## Challenges

1. The clock could have more features than this. An alarm would be a good thing to have on a watch. Add a buzzer. Store a time you want the alarm to go off. Check every second or half second if the alarm time has been reached. If it has, play an alarm tune a couple of times. You can have the alarm go off until a button is pressed or have it automatically stop after a time.
2. Make it so the user can set the time, alarm and date from the micro:bit.
3. A time-based animation would be nice.
4. Any project needing accurate timing would be possible. A kitchen timer, making the micro:bit do something for a specific period of time and then stopping. Consider what you might do now that you have the time.
5. You could make a binary clock display on the micro:bit matrix itself. You would have to think carefully about how you represent the binary values visually on the matrix but it is possible. Some hints are shown below,

We need at least 4 place values for the hour (12hr format), 6 place values for the minutes, and 6 for the seconds. With 16 LEDs, you could do,

So the following pattern...

... makes the time, 8+2 = 10 hours, 16 + 4 + 1 = 21 minutes, 4+2+1 = 7 seconds.
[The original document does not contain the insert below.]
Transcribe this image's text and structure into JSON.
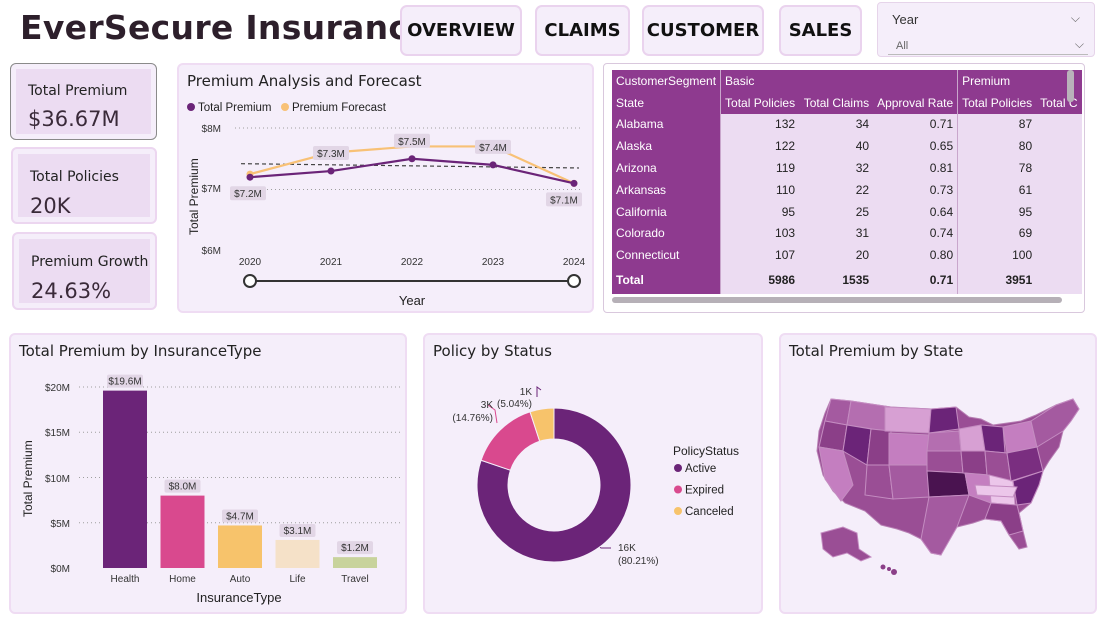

The problem is only having 5 LEDS in a row on the matrix. So, how about having the first row for the hours, using two rows each for the minutes and then seconds. You only need one extra place value, so use the leftmost LED of the second and fourth rows of the matrix.

This micro:bit is showing 17:35 and 59 seconds.